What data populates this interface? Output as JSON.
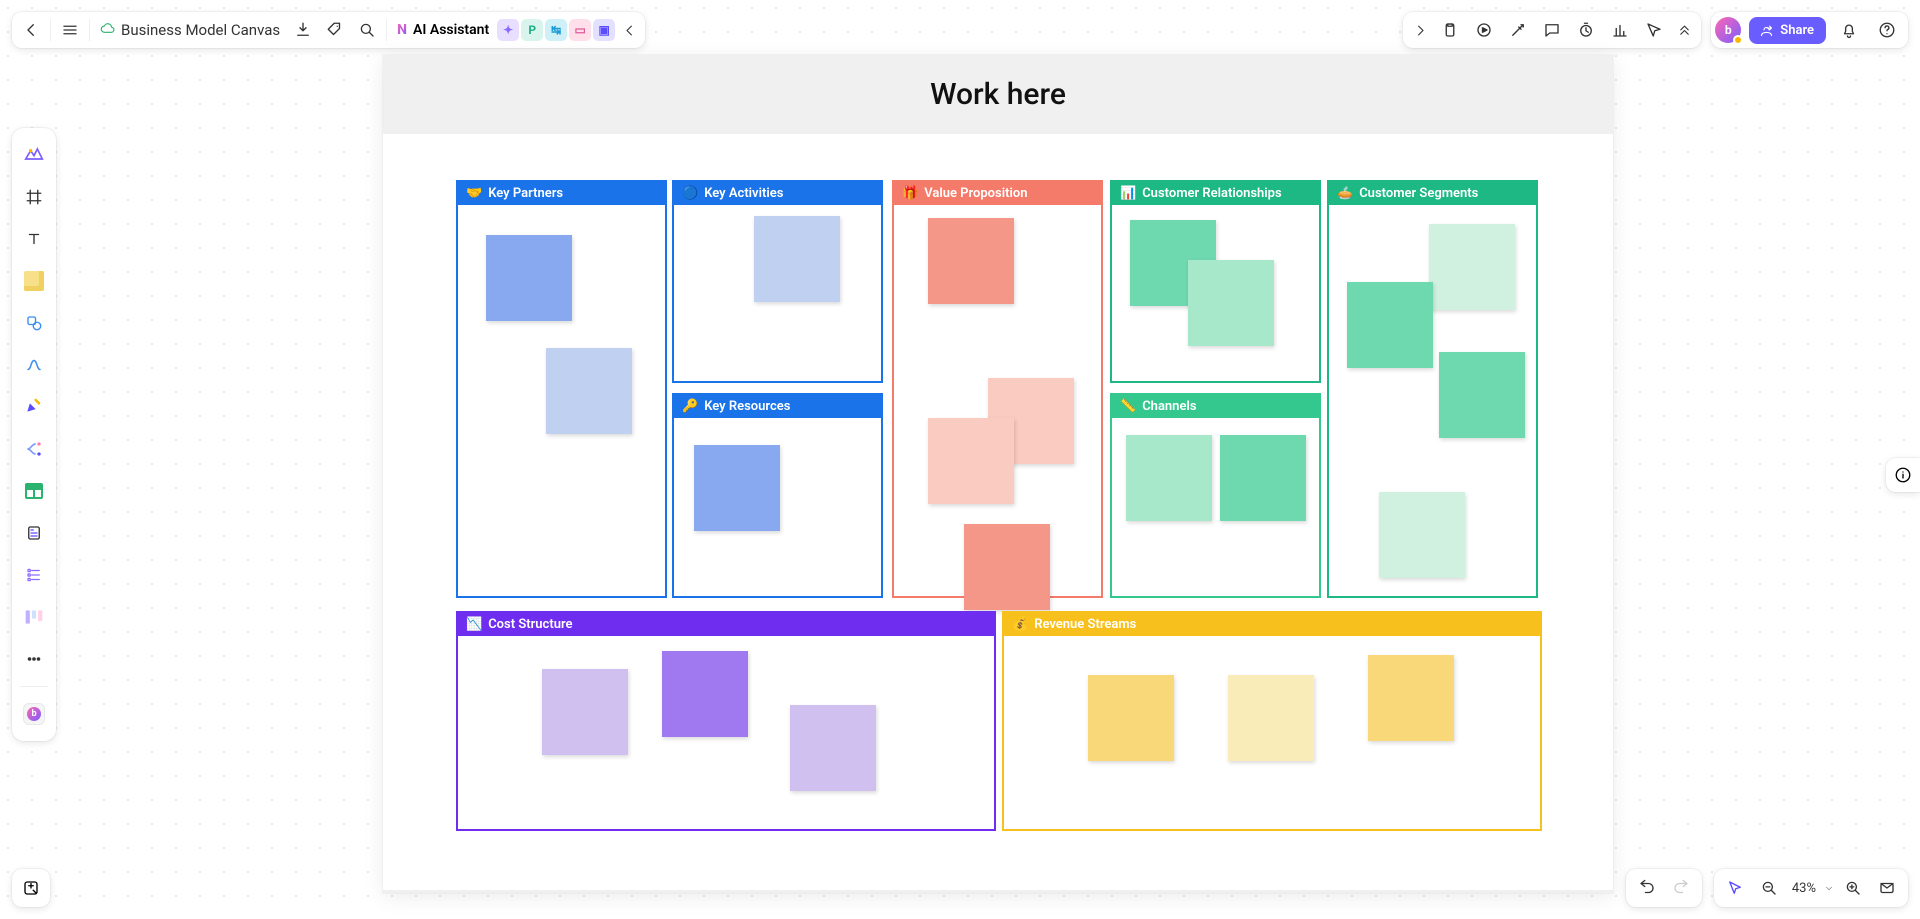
{
  "header": {
    "doc_title": "Business Model Canvas",
    "ai_label": "AI Assistant",
    "share_label": "Share"
  },
  "frame": {
    "title": "Work here"
  },
  "zones": {
    "key_partners": {
      "label": "Key Partners",
      "emoji": "🤝",
      "color": "#1a73e8"
    },
    "key_activities": {
      "label": "Key Activities",
      "emoji": "🔵",
      "color": "#1a73e8"
    },
    "key_resources": {
      "label": "Key Resources",
      "emoji": "🔑",
      "color": "#1a73e8"
    },
    "value_proposition": {
      "label": "Value Proposition",
      "emoji": "🎁",
      "color": "#f47a6a"
    },
    "customer_relationships": {
      "label": "Customer Relationships",
      "emoji": "📊",
      "color": "#1db884"
    },
    "channels": {
      "label": "Channels",
      "emoji": "📏",
      "color": "#34c88f"
    },
    "customer_segments": {
      "label": "Customer Segments",
      "emoji": "🥧",
      "color": "#1db884"
    },
    "cost_structure": {
      "label": "Cost Structure",
      "emoji": "📉",
      "color": "#6f2df0"
    },
    "revenue_streams": {
      "label": "Revenue Streams",
      "emoji": "💰",
      "color": "#f8c01c"
    }
  },
  "footer": {
    "zoom": "43%"
  }
}
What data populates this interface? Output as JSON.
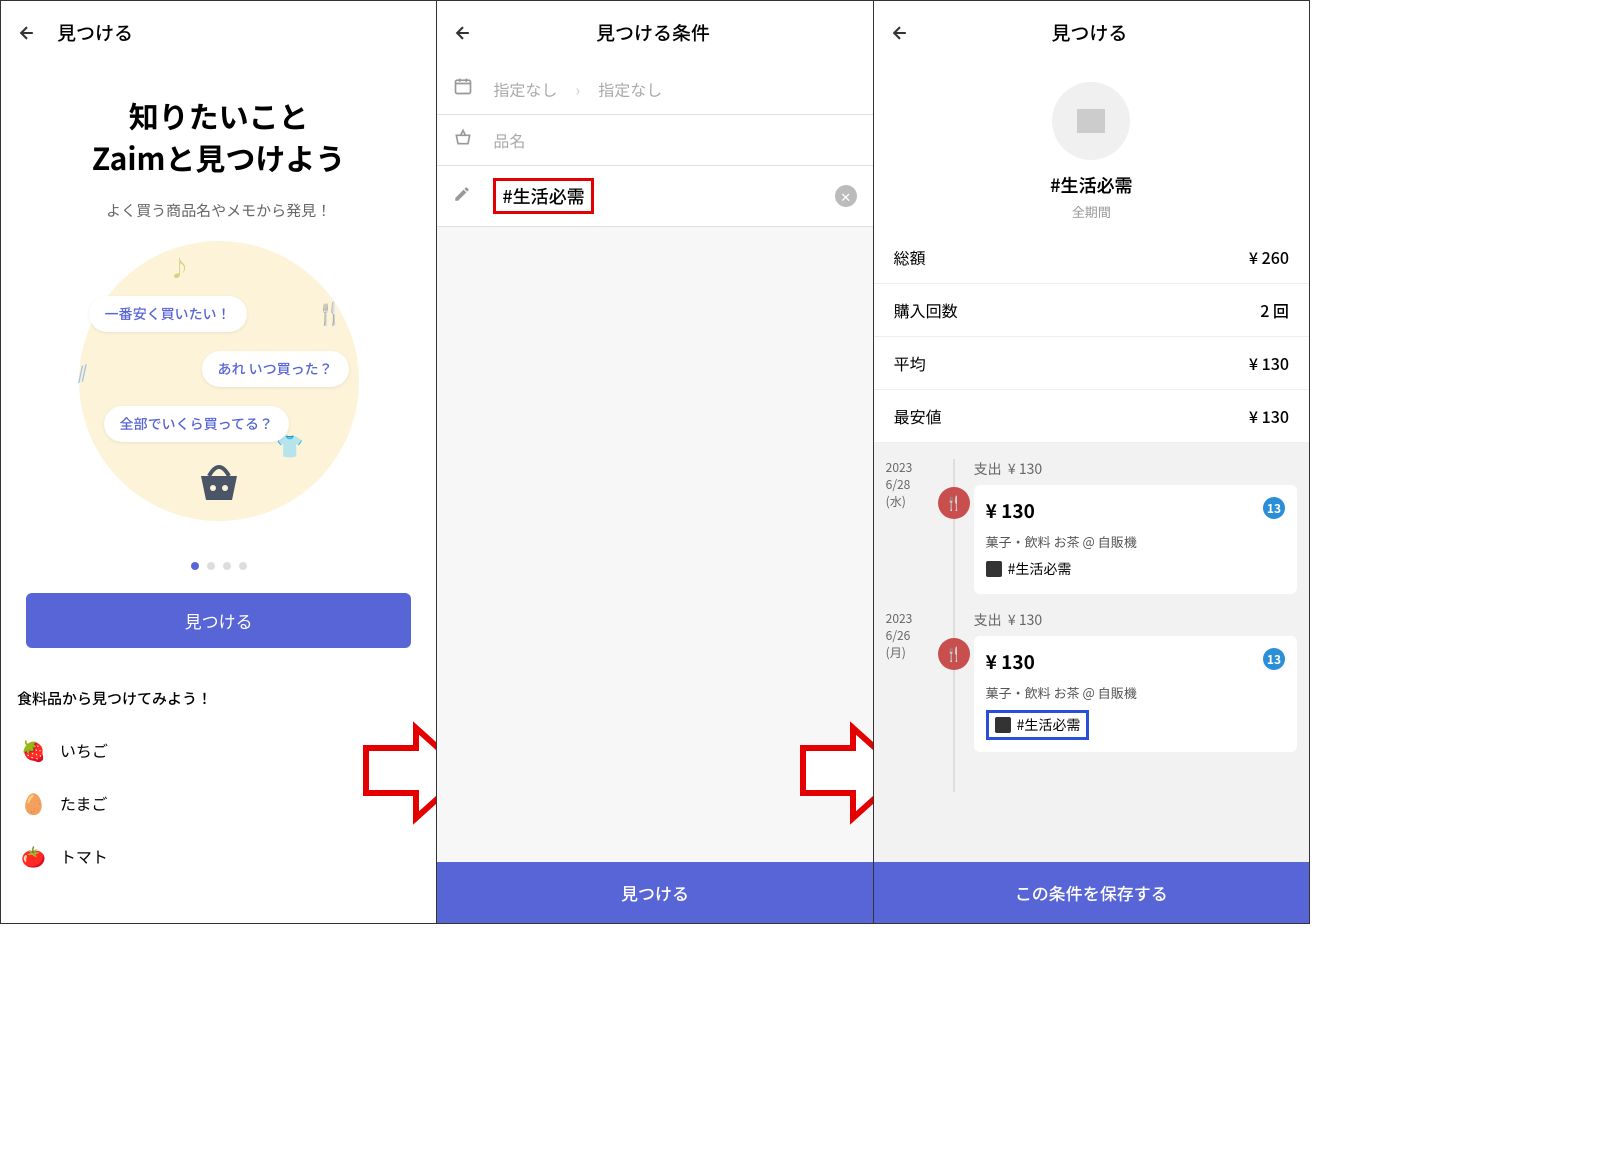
{
  "screen1": {
    "header": {
      "title": "見つける"
    },
    "hero": {
      "line1": "知りたいこと",
      "line2": "Zaimと見つけよう"
    },
    "subtitle": "よく買う商品名やメモから発見！",
    "bubbles": {
      "b1": "一番安く買いたい！",
      "b2": "あれ いつ買った？",
      "b3": "全部でいくら買ってる？"
    },
    "find_button": "見つける",
    "section_title": "食料品から見つけてみよう！",
    "suggestions": [
      {
        "emoji": "🍓",
        "label": "いちご"
      },
      {
        "emoji": "🥚",
        "label": "たまご"
      },
      {
        "emoji": "🍅",
        "label": "トマト"
      }
    ]
  },
  "screen2": {
    "header": {
      "title": "見つける条件"
    },
    "date_from": "指定なし",
    "date_to": "指定なし",
    "item_placeholder": "品名",
    "memo_value": "#生活必需",
    "find_button": "見つける"
  },
  "screen3": {
    "header": {
      "title": "見つける"
    },
    "tag": "#生活必需",
    "period": "全期間",
    "stats": {
      "total_label": "総額",
      "total_value": "¥ 260",
      "count_label": "購入回数",
      "count_value": "2 回",
      "avg_label": "平均",
      "avg_value": "¥ 130",
      "min_label": "最安値",
      "min_value": "¥ 130"
    },
    "transactions": [
      {
        "year": "2023",
        "date": "6/28",
        "dow": "(水)",
        "type": "支出",
        "type_amount": "¥ 130",
        "amount": "¥ 130",
        "badge": "13",
        "detail": "菓子・飲料 お茶 @ 自販機",
        "memo": "#生活必需",
        "memo_boxed": false
      },
      {
        "year": "2023",
        "date": "6/26",
        "dow": "(月)",
        "type": "支出",
        "type_amount": "¥ 130",
        "amount": "¥ 130",
        "badge": "13",
        "detail": "菓子・飲料 お茶 @ 自販機",
        "memo": "#生活必需",
        "memo_boxed": true
      }
    ],
    "save_button": "この条件を保存する"
  }
}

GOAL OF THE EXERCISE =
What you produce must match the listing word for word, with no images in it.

REPLY TO THE EXERCISE =
What data populates this interface? Output as JSON.
{
  "header": {
    "doc_title": "Business Model Canvas",
    "ai_label": "AI Assistant",
    "share_label": "Share"
  },
  "frame": {
    "title": "Work here"
  },
  "zones": {
    "key_partners": {
      "label": "Key Partners",
      "emoji": "🤝",
      "color": "#1a73e8"
    },
    "key_activities": {
      "label": "Key Activities",
      "emoji": "🔵",
      "color": "#1a73e8"
    },
    "key_resources": {
      "label": "Key Resources",
      "emoji": "🔑",
      "color": "#1a73e8"
    },
    "value_proposition": {
      "label": "Value Proposition",
      "emoji": "🎁",
      "color": "#f47a6a"
    },
    "customer_relationships": {
      "label": "Customer Relationships",
      "emoji": "📊",
      "color": "#1db884"
    },
    "channels": {
      "label": "Channels",
      "emoji": "📏",
      "color": "#34c88f"
    },
    "customer_segments": {
      "label": "Customer Segments",
      "emoji": "🥧",
      "color": "#1db884"
    },
    "cost_structure": {
      "label": "Cost Structure",
      "emoji": "📉",
      "color": "#6f2df0"
    },
    "revenue_streams": {
      "label": "Revenue Streams",
      "emoji": "💰",
      "color": "#f8c01c"
    }
  },
  "footer": {
    "zoom": "43%"
  }
}
What data populates this interface? Output as JSON.
{
  "screen1": {
    "header": {
      "title": "見つける"
    },
    "hero": {
      "line1": "知りたいこと",
      "line2": "Zaimと見つけよう"
    },
    "subtitle": "よく買う商品名やメモから発見！",
    "bubbles": {
      "b1": "一番安く買いたい！",
      "b2": "あれ いつ買った？",
      "b3": "全部でいくら買ってる？"
    },
    "find_button": "見つける",
    "section_title": "食料品から見つけてみよう！",
    "suggestions": [
      {
        "emoji": "🍓",
        "label": "いちご"
      },
      {
        "emoji": "🥚",
        "label": "たまご"
      },
      {
        "emoji": "🍅",
        "label": "トマト"
      }
    ]
  },
  "screen2": {
    "header": {
      "title": "見つける条件"
    },
    "date_from": "指定なし",
    "date_to": "指定なし",
    "item_placeholder": "品名",
    "memo_value": "#生活必需",
    "find_button": "見つける"
  },
  "screen3": {
    "header": {
      "title": "見つける"
    },
    "tag": "#生活必需",
    "period": "全期間",
    "stats": {
      "total_label": "総額",
      "total_value": "¥ 260",
      "count_label": "購入回数",
      "count_value": "2 回",
      "avg_label": "平均",
      "avg_value": "¥ 130",
      "min_label": "最安値",
      "min_value": "¥ 130"
    },
    "transactions": [
      {
        "year": "2023",
        "date": "6/28",
        "dow": "(水)",
        "type": "支出",
        "type_amount": "¥ 130",
        "amount": "¥ 130",
        "badge": "13",
        "detail": "菓子・飲料 お茶 @ 自販機",
        "memo": "#生活必需",
        "memo_boxed": false
      },
      {
        "year": "2023",
        "date": "6/26",
        "dow": "(月)",
        "type": "支出",
        "type_amount": "¥ 130",
        "amount": "¥ 130",
        "badge": "13",
        "detail": "菓子・飲料 お茶 @ 自販機",
        "memo": "#生活必需",
        "memo_boxed": true
      }
    ],
    "save_button": "この条件を保存する"
  }
}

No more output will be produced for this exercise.